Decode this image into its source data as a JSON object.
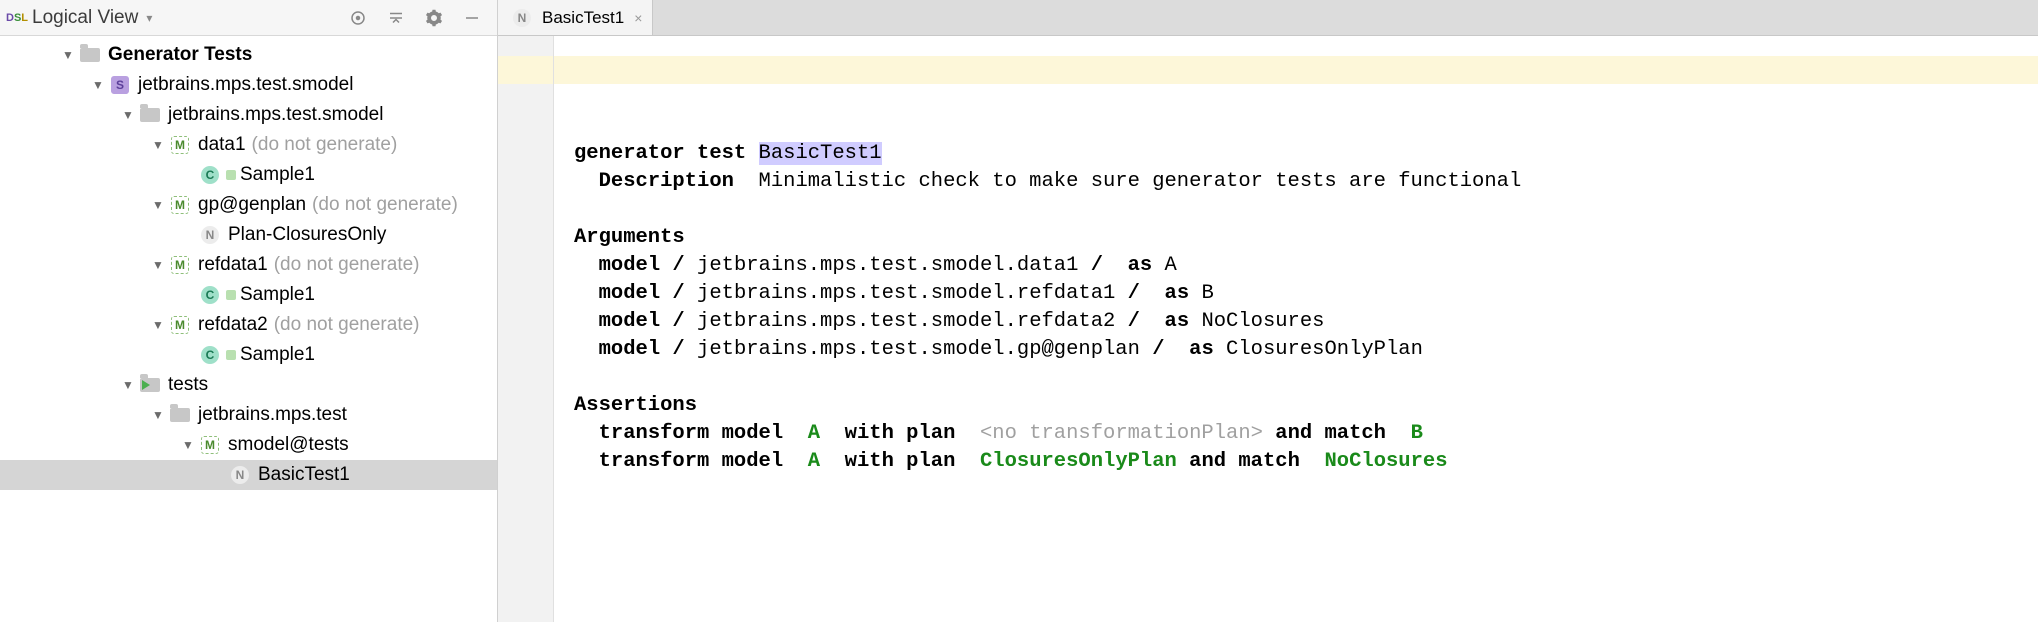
{
  "sidebar": {
    "title": "Logical View",
    "tree": {
      "root": {
        "label": "Generator Tests",
        "solution": {
          "label": "jetbrains.mps.test.smodel",
          "model_folder": {
            "label": "jetbrains.mps.test.smodel",
            "data1": {
              "label": "data1",
              "annot": "(do not generate)",
              "child": "Sample1"
            },
            "gp": {
              "label": "gp@genplan",
              "annot": "(do not generate)",
              "child": "Plan-ClosuresOnly"
            },
            "refdata1": {
              "label": "refdata1",
              "annot": "(do not generate)",
              "child": "Sample1"
            },
            "refdata2": {
              "label": "refdata2",
              "annot": "(do not generate)",
              "child": "Sample1"
            }
          },
          "tests_folder": {
            "label": "tests",
            "pkg": {
              "label": "jetbrains.mps.test",
              "model": {
                "label": "smodel@tests",
                "node": "BasicTest1"
              }
            }
          }
        }
      }
    }
  },
  "tab": {
    "label": "BasicTest1"
  },
  "editor": {
    "header_kw": "generator test",
    "header_name": "BasicTest1",
    "description_kw": "Description",
    "description_text": "Minimalistic check to make sure generator tests are functional",
    "arguments_kw": "Arguments",
    "args": [
      {
        "prefix": "model /",
        "path": "jetbrains.mps.test.smodel.data1",
        "suffix": "/",
        "as_kw": "as",
        "alias": "A"
      },
      {
        "prefix": "model /",
        "path": "jetbrains.mps.test.smodel.refdata1",
        "suffix": "/",
        "as_kw": "as",
        "alias": "B"
      },
      {
        "prefix": "model /",
        "path": "jetbrains.mps.test.smodel.refdata2",
        "suffix": "/",
        "as_kw": "as",
        "alias": "NoClosures"
      },
      {
        "prefix": "model /",
        "path": "jetbrains.mps.test.smodel.gp@genplan",
        "suffix": "/",
        "as_kw": "as",
        "alias": "ClosuresOnlyPlan"
      }
    ],
    "assertions_kw": "Assertions",
    "assertions": [
      {
        "kw1": "transform model",
        "m": "A",
        "kw2": "with plan",
        "plan": "<no transformationPlan>",
        "plan_gray": true,
        "kw3": "and match",
        "match": "B"
      },
      {
        "kw1": "transform model",
        "m": "A",
        "kw2": "with plan",
        "plan": "ClosuresOnlyPlan",
        "plan_gray": false,
        "kw3": "and match",
        "match": "NoClosures"
      }
    ]
  }
}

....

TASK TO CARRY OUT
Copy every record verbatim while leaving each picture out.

RESPONSE AREA
Decode this image into its source data as a JSON object.
{
  "sidebar": {
    "title": "Logical View",
    "tree": {
      "root": {
        "label": "Generator Tests",
        "solution": {
          "label": "jetbrains.mps.test.smodel",
          "model_folder": {
            "label": "jetbrains.mps.test.smodel",
            "data1": {
              "label": "data1",
              "annot": "(do not generate)",
              "child": "Sample1"
            },
            "gp": {
              "label": "gp@genplan",
              "annot": "(do not generate)",
              "child": "Plan-ClosuresOnly"
            },
            "refdata1": {
              "label": "refdata1",
              "annot": "(do not generate)",
              "child": "Sample1"
            },
            "refdata2": {
              "label": "refdata2",
              "annot": "(do not generate)",
              "child": "Sample1"
            }
          },
          "tests_folder": {
            "label": "tests",
            "pkg": {
              "label": "jetbrains.mps.test",
              "model": {
                "label": "smodel@tests",
                "node": "BasicTest1"
              }
            }
          }
        }
      }
    }
  },
  "tab": {
    "label": "BasicTest1"
  },
  "editor": {
    "header_kw": "generator test",
    "header_name": "BasicTest1",
    "description_kw": "Description",
    "description_text": "Minimalistic check to make sure generator tests are functional",
    "arguments_kw": "Arguments",
    "args": [
      {
        "prefix": "model /",
        "path": "jetbrains.mps.test.smodel.data1",
        "suffix": "/",
        "as_kw": "as",
        "alias": "A"
      },
      {
        "prefix": "model /",
        "path": "jetbrains.mps.test.smodel.refdata1",
        "suffix": "/",
        "as_kw": "as",
        "alias": "B"
      },
      {
        "prefix": "model /",
        "path": "jetbrains.mps.test.smodel.refdata2",
        "suffix": "/",
        "as_kw": "as",
        "alias": "NoClosures"
      },
      {
        "prefix": "model /",
        "path": "jetbrains.mps.test.smodel.gp@genplan",
        "suffix": "/",
        "as_kw": "as",
        "alias": "ClosuresOnlyPlan"
      }
    ],
    "assertions_kw": "Assertions",
    "assertions": [
      {
        "kw1": "transform model",
        "m": "A",
        "kw2": "with plan",
        "plan": "<no transformationPlan>",
        "plan_gray": true,
        "kw3": "and match",
        "match": "B"
      },
      {
        "kw1": "transform model",
        "m": "A",
        "kw2": "with plan",
        "plan": "ClosuresOnlyPlan",
        "plan_gray": false,
        "kw3": "and match",
        "match": "NoClosures"
      }
    ]
  }
}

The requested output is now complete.